§ **WORK TASK**: Repeat all the records, precisely as given.

=== EXERCISE INPUTS ===

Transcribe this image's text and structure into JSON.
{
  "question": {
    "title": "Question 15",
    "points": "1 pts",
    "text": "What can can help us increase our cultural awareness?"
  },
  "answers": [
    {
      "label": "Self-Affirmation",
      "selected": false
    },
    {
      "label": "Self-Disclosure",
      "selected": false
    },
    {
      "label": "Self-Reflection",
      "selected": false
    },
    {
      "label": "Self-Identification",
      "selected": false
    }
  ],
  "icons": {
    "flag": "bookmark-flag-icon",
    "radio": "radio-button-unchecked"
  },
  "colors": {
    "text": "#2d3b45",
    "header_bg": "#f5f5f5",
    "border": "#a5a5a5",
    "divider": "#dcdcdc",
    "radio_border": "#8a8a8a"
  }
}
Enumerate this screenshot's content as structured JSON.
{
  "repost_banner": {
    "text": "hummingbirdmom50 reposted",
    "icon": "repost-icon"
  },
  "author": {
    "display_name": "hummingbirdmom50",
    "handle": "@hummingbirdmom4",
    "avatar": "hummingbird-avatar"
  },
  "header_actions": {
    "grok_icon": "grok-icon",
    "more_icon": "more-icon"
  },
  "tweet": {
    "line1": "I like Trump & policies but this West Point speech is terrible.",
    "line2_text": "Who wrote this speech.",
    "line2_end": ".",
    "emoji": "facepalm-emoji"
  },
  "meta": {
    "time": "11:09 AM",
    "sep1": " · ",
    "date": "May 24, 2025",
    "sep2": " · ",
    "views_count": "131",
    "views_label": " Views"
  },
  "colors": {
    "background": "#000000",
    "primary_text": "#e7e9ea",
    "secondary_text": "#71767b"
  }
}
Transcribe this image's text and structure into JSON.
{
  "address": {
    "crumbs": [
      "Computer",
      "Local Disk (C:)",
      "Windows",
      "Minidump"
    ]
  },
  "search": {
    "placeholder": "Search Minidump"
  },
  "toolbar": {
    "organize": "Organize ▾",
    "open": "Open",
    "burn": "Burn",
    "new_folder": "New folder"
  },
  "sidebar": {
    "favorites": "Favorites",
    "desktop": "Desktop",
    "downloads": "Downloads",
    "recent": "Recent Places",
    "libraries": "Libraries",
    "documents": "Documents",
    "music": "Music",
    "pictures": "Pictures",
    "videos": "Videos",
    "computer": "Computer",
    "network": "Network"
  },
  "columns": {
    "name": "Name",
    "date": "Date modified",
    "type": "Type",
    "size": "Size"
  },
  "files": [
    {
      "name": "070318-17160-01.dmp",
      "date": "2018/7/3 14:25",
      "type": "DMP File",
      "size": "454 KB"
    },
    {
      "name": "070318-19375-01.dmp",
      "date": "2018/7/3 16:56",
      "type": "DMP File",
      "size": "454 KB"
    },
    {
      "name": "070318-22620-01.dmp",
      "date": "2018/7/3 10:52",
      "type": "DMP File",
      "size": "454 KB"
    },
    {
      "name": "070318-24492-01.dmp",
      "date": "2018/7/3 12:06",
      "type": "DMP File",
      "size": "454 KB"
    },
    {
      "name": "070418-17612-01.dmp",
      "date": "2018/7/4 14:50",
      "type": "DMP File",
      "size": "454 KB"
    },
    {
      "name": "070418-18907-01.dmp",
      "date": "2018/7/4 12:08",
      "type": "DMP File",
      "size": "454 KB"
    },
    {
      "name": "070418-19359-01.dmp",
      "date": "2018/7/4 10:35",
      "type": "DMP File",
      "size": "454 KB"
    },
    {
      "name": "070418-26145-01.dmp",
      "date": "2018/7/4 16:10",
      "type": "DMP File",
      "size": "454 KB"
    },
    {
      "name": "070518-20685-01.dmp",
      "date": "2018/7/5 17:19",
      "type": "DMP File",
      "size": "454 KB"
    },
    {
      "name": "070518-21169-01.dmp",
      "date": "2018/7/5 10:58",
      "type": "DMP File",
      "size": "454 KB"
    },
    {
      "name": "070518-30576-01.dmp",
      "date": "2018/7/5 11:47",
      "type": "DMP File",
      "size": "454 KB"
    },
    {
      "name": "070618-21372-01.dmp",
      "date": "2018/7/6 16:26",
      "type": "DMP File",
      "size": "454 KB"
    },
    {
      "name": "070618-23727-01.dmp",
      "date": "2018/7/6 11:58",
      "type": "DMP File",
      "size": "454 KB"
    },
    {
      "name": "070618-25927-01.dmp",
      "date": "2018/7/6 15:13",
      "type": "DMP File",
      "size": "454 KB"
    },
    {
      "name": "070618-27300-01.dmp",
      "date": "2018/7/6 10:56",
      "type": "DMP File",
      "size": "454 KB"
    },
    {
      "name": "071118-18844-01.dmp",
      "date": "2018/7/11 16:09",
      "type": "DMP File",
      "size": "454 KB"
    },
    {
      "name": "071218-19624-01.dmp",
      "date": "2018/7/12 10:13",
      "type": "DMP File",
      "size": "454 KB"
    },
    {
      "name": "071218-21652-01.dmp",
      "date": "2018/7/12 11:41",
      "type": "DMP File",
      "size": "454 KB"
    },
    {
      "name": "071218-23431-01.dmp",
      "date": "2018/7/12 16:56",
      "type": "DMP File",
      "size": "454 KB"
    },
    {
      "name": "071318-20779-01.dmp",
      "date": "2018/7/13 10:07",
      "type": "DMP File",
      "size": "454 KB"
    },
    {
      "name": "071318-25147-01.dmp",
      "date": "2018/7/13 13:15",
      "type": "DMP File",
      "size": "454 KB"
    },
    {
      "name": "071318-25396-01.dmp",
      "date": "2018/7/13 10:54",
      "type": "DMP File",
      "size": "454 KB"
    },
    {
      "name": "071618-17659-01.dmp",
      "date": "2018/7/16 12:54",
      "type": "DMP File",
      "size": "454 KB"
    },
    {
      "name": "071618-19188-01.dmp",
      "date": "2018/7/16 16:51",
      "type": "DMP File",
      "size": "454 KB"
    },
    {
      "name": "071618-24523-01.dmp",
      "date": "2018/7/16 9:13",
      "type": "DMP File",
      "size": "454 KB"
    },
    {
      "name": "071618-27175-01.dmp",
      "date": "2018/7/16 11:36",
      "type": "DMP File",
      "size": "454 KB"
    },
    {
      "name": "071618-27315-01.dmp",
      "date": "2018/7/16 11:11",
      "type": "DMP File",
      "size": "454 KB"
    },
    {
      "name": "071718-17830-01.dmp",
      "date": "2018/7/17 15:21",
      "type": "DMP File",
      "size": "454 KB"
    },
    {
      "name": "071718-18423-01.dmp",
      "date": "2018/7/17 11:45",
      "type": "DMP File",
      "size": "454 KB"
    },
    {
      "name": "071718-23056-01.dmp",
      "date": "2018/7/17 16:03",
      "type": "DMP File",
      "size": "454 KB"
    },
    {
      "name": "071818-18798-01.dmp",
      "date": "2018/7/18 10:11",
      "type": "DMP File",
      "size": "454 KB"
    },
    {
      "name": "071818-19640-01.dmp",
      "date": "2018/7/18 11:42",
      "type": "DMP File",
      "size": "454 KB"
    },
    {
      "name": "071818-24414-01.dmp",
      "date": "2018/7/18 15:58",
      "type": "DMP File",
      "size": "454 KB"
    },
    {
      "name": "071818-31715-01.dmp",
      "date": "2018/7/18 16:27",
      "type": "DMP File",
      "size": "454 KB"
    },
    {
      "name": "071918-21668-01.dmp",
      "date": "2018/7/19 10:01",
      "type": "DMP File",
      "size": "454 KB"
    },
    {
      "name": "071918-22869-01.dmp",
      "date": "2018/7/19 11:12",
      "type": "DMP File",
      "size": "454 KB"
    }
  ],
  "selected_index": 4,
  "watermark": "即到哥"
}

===

§ **RESPONSE**:
Transcribe this image's text and structure into JSON.
{
  "question": {
    "title": "Question 15",
    "points": "1 pts",
    "text": "What can can help us increase our cultural awareness?"
  },
  "answers": [
    {
      "label": "Self-Affirmation",
      "selected": false
    },
    {
      "label": "Self-Disclosure",
      "selected": false
    },
    {
      "label": "Self-Reflection",
      "selected": false
    },
    {
      "label": "Self-Identification",
      "selected": false
    }
  ],
  "icons": {
    "flag": "bookmark-flag-icon",
    "radio": "radio-button-unchecked"
  },
  "colors": {
    "text": "#2d3b45",
    "header_bg": "#f5f5f5",
    "border": "#a5a5a5",
    "divider": "#dcdcdc",
    "radio_border": "#8a8a8a"
  }
}
Enumerate this screenshot's content as structured JSON.
{
  "repost_banner": {
    "text": "hummingbirdmom50 reposted",
    "icon": "repost-icon"
  },
  "author": {
    "display_name": "hummingbirdmom50",
    "handle": "@hummingbirdmom4",
    "avatar": "hummingbird-avatar"
  },
  "header_actions": {
    "grok_icon": "grok-icon",
    "more_icon": "more-icon"
  },
  "tweet": {
    "line1": "I like Trump & policies but this West Point speech is terrible.",
    "line2_text": "Who wrote this speech.",
    "line2_end": ".",
    "emoji": "facepalm-emoji"
  },
  "meta": {
    "time": "11:09 AM",
    "sep1": " · ",
    "date": "May 24, 2025",
    "sep2": " · ",
    "views_count": "131",
    "views_label": " Views"
  },
  "colors": {
    "background": "#000000",
    "primary_text": "#e7e9ea",
    "secondary_text": "#71767b"
  }
}
Transcribe this image's text and structure into JSON.
{
  "address": {
    "crumbs": [
      "Computer",
      "Local Disk (C:)",
      "Windows",
      "Minidump"
    ]
  },
  "search": {
    "placeholder": "Search Minidump"
  },
  "toolbar": {
    "organize": "Organize ▾",
    "open": "Open",
    "burn": "Burn",
    "new_folder": "New folder"
  },
  "sidebar": {
    "favorites": "Favorites",
    "desktop": "Desktop",
    "downloads": "Downloads",
    "recent": "Recent Places",
    "libraries": "Libraries",
    "documents": "Documents",
    "music": "Music",
    "pictures": "Pictures",
    "videos": "Videos",
    "computer": "Computer",
    "network": "Network"
  },
  "columns": {
    "name": "Name",
    "date": "Date modified",
    "type": "Type",
    "size": "Size"
  },
  "files": [
    {
      "name": "070318-17160-01.dmp",
      "date": "2018/7/3 14:25",
      "type": "DMP File",
      "size": "454 KB"
    },
    {
      "name": "070318-19375-01.dmp",
      "date": "2018/7/3 16:56",
      "type": "DMP File",
      "size": "454 KB"
    },
    {
      "name": "070318-22620-01.dmp",
      "date": "2018/7/3 10:52",
      "type": "DMP File",
      "size": "454 KB"
    },
    {
      "name": "070318-24492-01.dmp",
      "date": "2018/7/3 12:06",
      "type": "DMP File",
      "size": "454 KB"
    },
    {
      "name": "070418-17612-01.dmp",
      "date": "2018/7/4 14:50",
      "type": "DMP File",
      "size": "454 KB"
    },
    {
      "name": "070418-18907-01.dmp",
      "date": "2018/7/4 12:08",
      "type": "DMP File",
      "size": "454 KB"
    },
    {
      "name": "070418-19359-01.dmp",
      "date": "2018/7/4 10:35",
      "type": "DMP File",
      "size": "454 KB"
    },
    {
      "name": "070418-26145-01.dmp",
      "date": "2018/7/4 16:10",
      "type": "DMP File",
      "size": "454 KB"
    },
    {
      "name": "070518-20685-01.dmp",
      "date": "2018/7/5 17:19",
      "type": "DMP File",
      "size": "454 KB"
    },
    {
      "name": "070518-21169-01.dmp",
      "date": "2018/7/5 10:58",
      "type": "DMP File",
      "size": "454 KB"
    },
    {
      "name": "070518-30576-01.dmp",
      "date": "2018/7/5 11:47",
      "type": "DMP File",
      "size": "454 KB"
    },
    {
      "name": "070618-21372-01.dmp",
      "date": "2018/7/6 16:26",
      "type": "DMP File",
      "size": "454 KB"
    },
    {
      "name": "070618-23727-01.dmp",
      "date": "2018/7/6 11:58",
      "type": "DMP File",
      "size": "454 KB"
    },
    {
      "name": "070618-25927-01.dmp",
      "date": "2018/7/6 15:13",
      "type": "DMP File",
      "size": "454 KB"
    },
    {
      "name": "070618-27300-01.dmp",
      "date": "2018/7/6 10:56",
      "type": "DMP File",
      "size": "454 KB"
    },
    {
      "name": "071118-18844-01.dmp",
      "date": "2018/7/11 16:09",
      "type": "DMP File",
      "size": "454 KB"
    },
    {
      "name": "071218-19624-01.dmp",
      "date": "2018/7/12 10:13",
      "type": "DMP File",
      "size": "454 KB"
    },
    {
      "name": "071218-21652-01.dmp",
      "date": "2018/7/12 11:41",
      "type": "DMP File",
      "size": "454 KB"
    },
    {
      "name": "071218-23431-01.dmp",
      "date": "2018/7/12 16:56",
      "type": "DMP File",
      "size": "454 KB"
    },
    {
      "name": "071318-20779-01.dmp",
      "date": "2018/7/13 10:07",
      "type": "DMP File",
      "size": "454 KB"
    },
    {
      "name": "071318-25147-01.dmp",
      "date": "2018/7/13 13:15",
      "type": "DMP File",
      "size": "454 KB"
    },
    {
      "name": "071318-25396-01.dmp",
      "date": "2018/7/13 10:54",
      "type": "DMP File",
      "size": "454 KB"
    },
    {
      "name": "071618-17659-01.dmp",
      "date": "2018/7/16 12:54",
      "type": "DMP File",
      "size": "454 KB"
    },
    {
      "name": "071618-19188-01.dmp",
      "date": "2018/7/16 16:51",
      "type": "DMP File",
      "size": "454 KB"
    },
    {
      "name": "071618-24523-01.dmp",
      "date": "2018/7/16 9:13",
      "type": "DMP File",
      "size": "454 KB"
    },
    {
      "name": "071618-27175-01.dmp",
      "date": "2018/7/16 11:36",
      "type": "DMP File",
      "size": "454 KB"
    },
    {
      "name": "071618-27315-01.dmp",
      "date": "2018/7/16 11:11",
      "type": "DMP File",
      "size": "454 KB"
    },
    {
      "name": "071718-17830-01.dmp",
      "date": "2018/7/17 15:21",
      "type": "DMP File",
      "size": "454 KB"
    },
    {
      "name": "071718-18423-01.dmp",
      "date": "2018/7/17 11:45",
      "type": "DMP File",
      "size": "454 KB"
    },
    {
      "name": "071718-23056-01.dmp",
      "date": "2018/7/17 16:03",
      "type": "DMP File",
      "size": "454 KB"
    },
    {
      "name": "071818-18798-01.dmp",
      "date": "2018/7/18 10:11",
      "type": "DMP File",
      "size": "454 KB"
    },
    {
      "name": "071818-19640-01.dmp",
      "date": "2018/7/18 11:42",
      "type": "DMP File",
      "size": "454 KB"
    },
    {
      "name": "071818-24414-01.dmp",
      "date": "2018/7/18 15:58",
      "type": "DMP File",
      "size": "454 KB"
    },
    {
      "name": "071818-31715-01.dmp",
      "date": "2018/7/18 16:27",
      "type": "DMP File",
      "size": "454 KB"
    },
    {
      "name": "071918-21668-01.dmp",
      "date": "2018/7/19 10:01",
      "type": "DMP File",
      "size": "454 KB"
    },
    {
      "name": "071918-22869-01.dmp",
      "date": "2018/7/19 11:12",
      "type": "DMP File",
      "size": "454 KB"
    }
  ],
  "selected_index": 4,
  "watermark": "即到哥"
}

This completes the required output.